### Goal of the exercise
Return all of the entries exactly, but do not include the pictures.

Element data from apps and pages
[Start of Attachment]
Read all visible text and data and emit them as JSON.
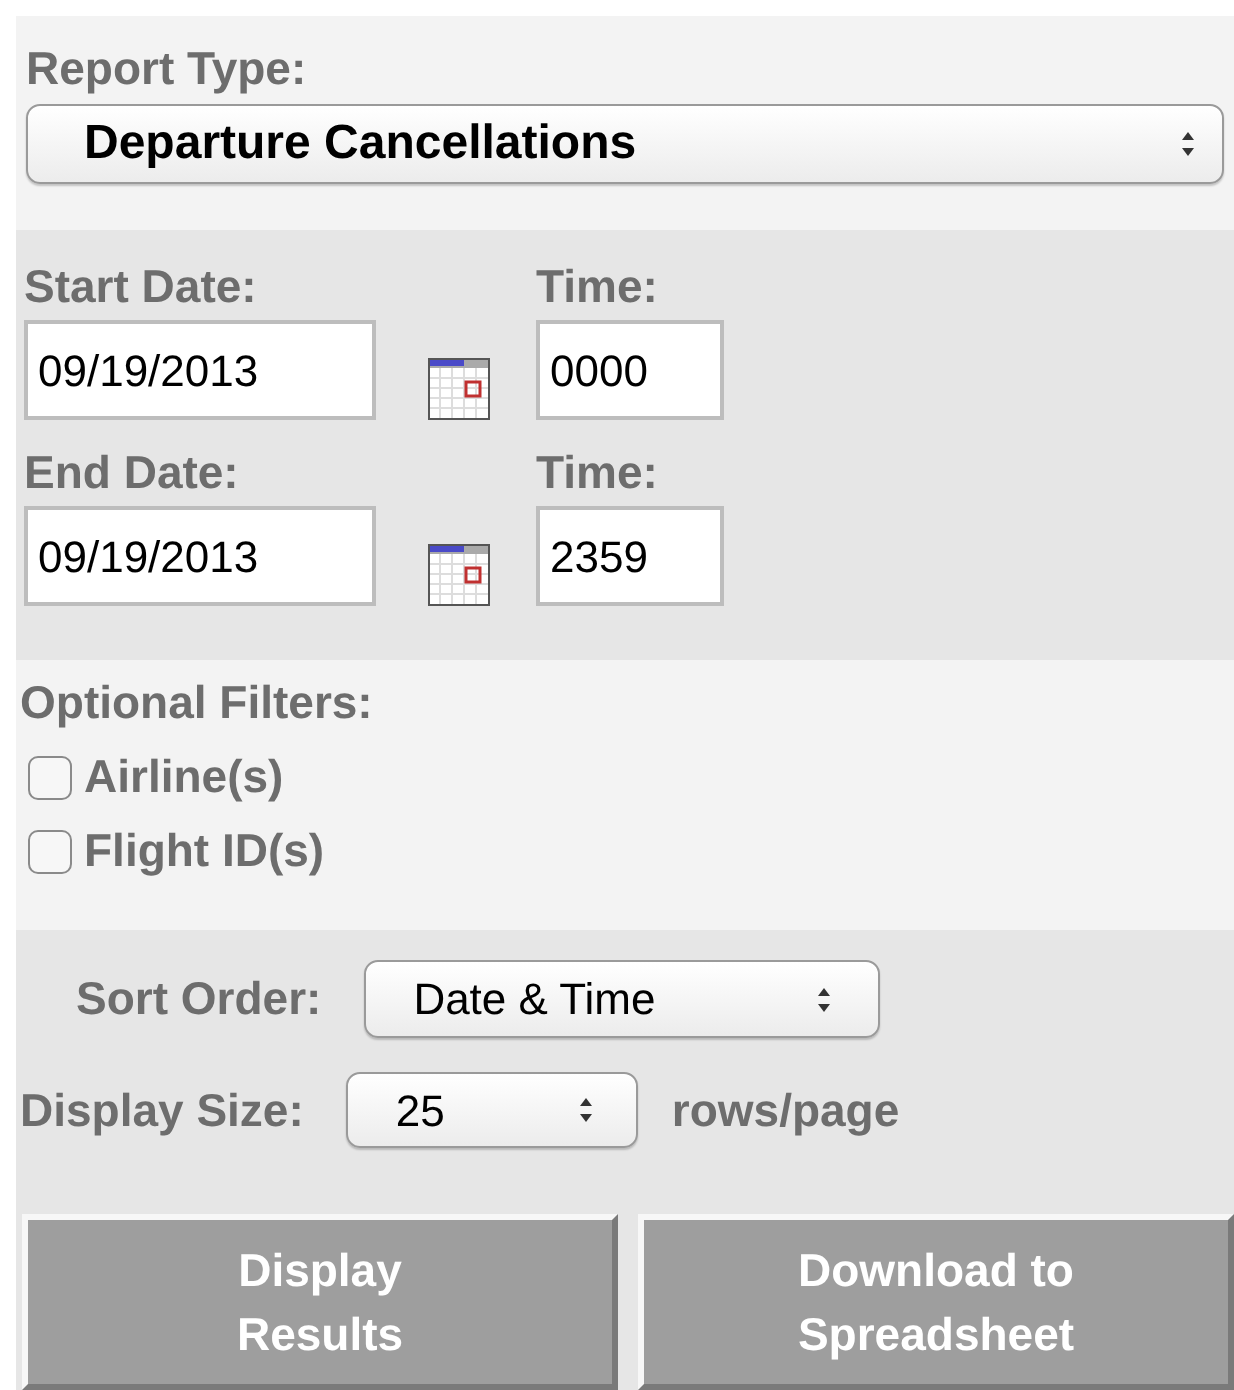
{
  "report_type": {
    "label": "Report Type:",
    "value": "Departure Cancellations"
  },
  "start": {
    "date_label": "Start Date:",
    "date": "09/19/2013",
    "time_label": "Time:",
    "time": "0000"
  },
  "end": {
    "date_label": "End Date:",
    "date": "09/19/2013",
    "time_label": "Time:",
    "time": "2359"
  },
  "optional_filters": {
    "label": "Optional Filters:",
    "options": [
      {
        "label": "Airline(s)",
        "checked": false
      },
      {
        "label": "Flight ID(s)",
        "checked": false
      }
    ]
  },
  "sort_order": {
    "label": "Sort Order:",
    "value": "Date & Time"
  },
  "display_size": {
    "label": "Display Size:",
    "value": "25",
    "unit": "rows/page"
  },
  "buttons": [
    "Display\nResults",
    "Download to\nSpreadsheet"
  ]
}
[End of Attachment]
### Solution to this task
Read all visible text and data and emit them as JSON.
{
  "report_type": {
    "label": "Report Type:",
    "value": "Departure Cancellations"
  },
  "start": {
    "date_label": "Start Date:",
    "date": "09/19/2013",
    "time_label": "Time:",
    "time": "0000"
  },
  "end": {
    "date_label": "End Date:",
    "date": "09/19/2013",
    "time_label": "Time:",
    "time": "2359"
  },
  "optional_filters": {
    "label": "Optional Filters:",
    "options": [
      {
        "label": "Airline(s)",
        "checked": false
      },
      {
        "label": "Flight ID(s)",
        "checked": false
      }
    ]
  },
  "sort_order": {
    "label": "Sort Order:",
    "value": "Date & Time"
  },
  "display_size": {
    "label": "Display Size:",
    "value": "25",
    "unit": "rows/page"
  },
  "buttons": [
    "Display\nResults",
    "Download to\nSpreadsheet"
  ]
}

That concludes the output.